I worked 30 years of my life and paid into the system throughout my career. Is this is all the support they can offer for all the money they’ve taken from me over the years? There was a time when it was written into the unemployment insurance and social services that you had a right to return to work at a level comparable to your past record. For certain, these principles don’t apply anymore. What I see is a situation where the only support comes from the benevolence of kind people and the churches. The government does little more than regulate and slash programs. We certainly can afford to finance the corporate whores that have oppressed society to the extreme, we can afford weapons and prisons, but there’s no money for education, health care or social programs to support children, the elderly and the unemployed!

Omer Gaudet is a well know Canadian social media activist. This interview was originally published in News Junkie Post.

More articles by:
October 23, 2018
Patrick Cockburn
The Middle East, Not Russia, Will Prove Trump’s Downfall
Ipek S. Burnett
The Assault on The New Colossus: Trump’s Threat to Close the U.S.-Mexican Border
Mary Troy Johnston
The War on Terror is the Reign of Terror
Maximilian Werner
The Rhetoric and Reality of Death by Grizzly
David Macaray
Teamsters, Hells Angels, and Self-Determination
Jeffrey Sommers
“No People, Big Problem”: Democracy and Its Discontents In Latvia

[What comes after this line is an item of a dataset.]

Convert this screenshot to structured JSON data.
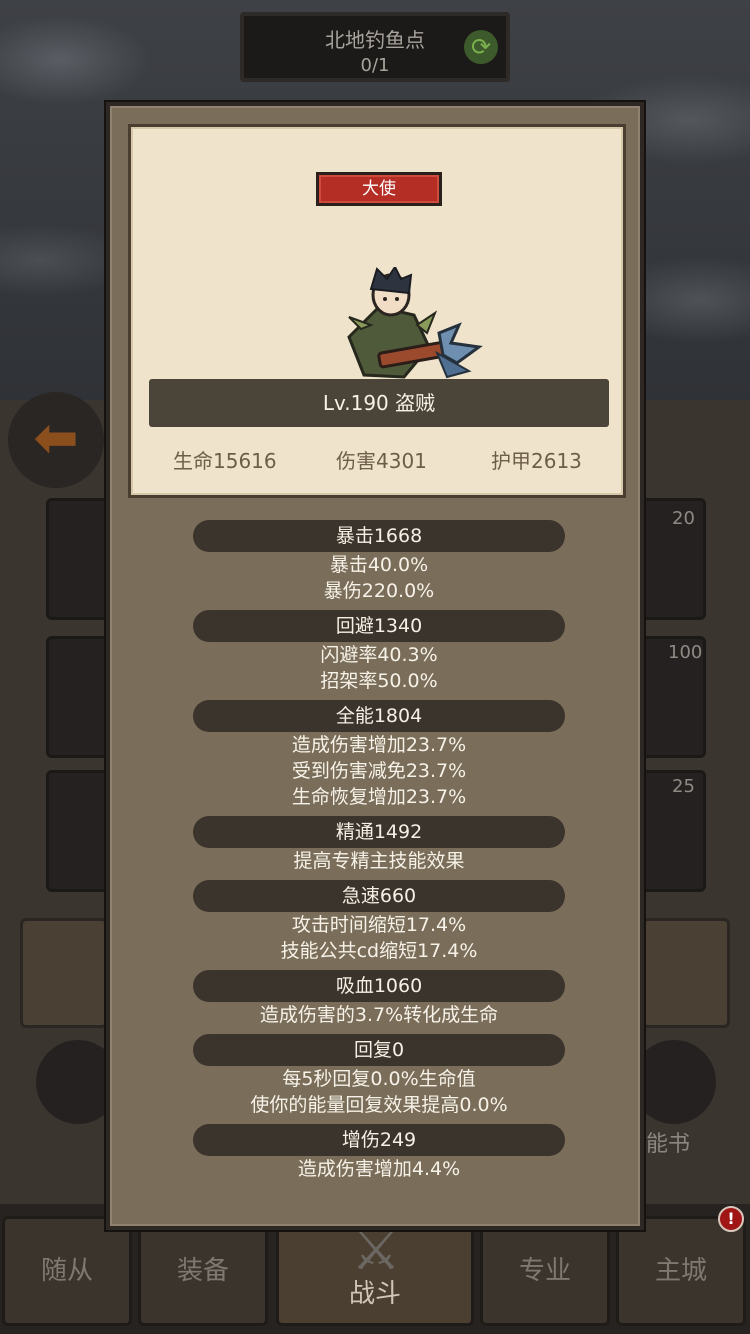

Dean Baker
Looking for the Next Crisis: the Not Very Scary World of CLOs
Binoy Kampmark
Leaking for Change: ASIO, Jakarta, and Australia’s Jerusalem Problem
Chris Wright
The Necessity of “Lesser-Evil” Voting
Muhammad Othman
Daunting Challenge for Activists: The Cook Customer “Connection”
Don Fitz
A Debate for Auditor: What the Papers Wouldn’t Say
October 22, 2018
Henry Giroux
Neoliberalism in the Age of Pedagogical Terrorism
Melvin Goodman
Washington’s Latest Cold War Maneuver: Pulling Out of the INF
David Mattson
Basket of Deplorables Revisited: Grizzly Bears at the Mercy of Wyoming
Michelle Renee Matisons
Hurricane War Zone Further Immiserates Florida Panhandle, Panama City
Tom Gill
A Storm is Brewing in Europe: Italy and Its Public Finances Are at the Center of It
Suyapa Portillo Villeda
An Illegitimate, US-Backed Regime is Fueling the Honduran Refugee Crisis
Christopher Brauchli
The Liars’ Bench
Gary Leupp
Will Trump Split the World by Endorsing a Bold-Faced Lie?
Michael Howard
The New York Times’ Animal Cruelty Fetish
Alice Slater
Time Out for Nukes!
Geoff Dutton
Yes, Virginia, There are Conspiracies—I Think
Daniel Warner
Davos in the Desert: To Attend or Not, That is Not the Question
Priti Gulati Cox – Stan Cox
Mothers of Exiles: For Many, the Child-Separation Ordeal May Never End
Manuel E. Yepe
Pence v. China: Cold War 2.0 May Have Just Begun
Raouf Halaby
Of Pith Helmets and Sartorial Colonialism
Dan Carey
Aspirational Goals  
Wim Laven
Intentional or Incompetence—Voter Suppression Where We Live
Weekend Edition
October 19, 2018
Friday - Sunday
Jason Hirthler
The Pieties of the Liberal Class
Jeffrey St. Clair
A Day in My Life at CounterPunch
Paul Street
“Male Energy,” Authoritarian Whiteness and Creeping Fascism in the Age of Trump
Nick Pemberton
Reflections on Chomsky’s Voting Strategy: Why The Democratic Party Can’t Be Saved
John Davis
The Last History of the United States
Yigal Bronner
The Road to Khan al-Akhmar
Robert Hunziker
The Negan Syndrome
Andrew Levine
Democrats Ahead: Progressives Beware
Rannie Amiri
There is No “Proxy War” in Yemen
David Rosen
America’s Lost Souls: the 21st Century Lumpen-Proletariat?
Joseph Natoli
The Age of Misrepresentations
Ron Jacobs
History Is Not Kind
John Laforge
White House Radiation: Weakened Regulations Would Save Industry Billions
Ramzy Baroud
The UN ‘Sheriff’: Nikki Haley Elevated Israel, Damaged US Standing
Robert Fantina
Trump, Human Rights and the Middle East
Anthony Pahnke – Jim Goodman
NAFTA 2.0 Will Help Corporations More Than Farmers
Jill Richardson
Identity Crisis: Elizabeth Warren’s Claims Cherokee Heritage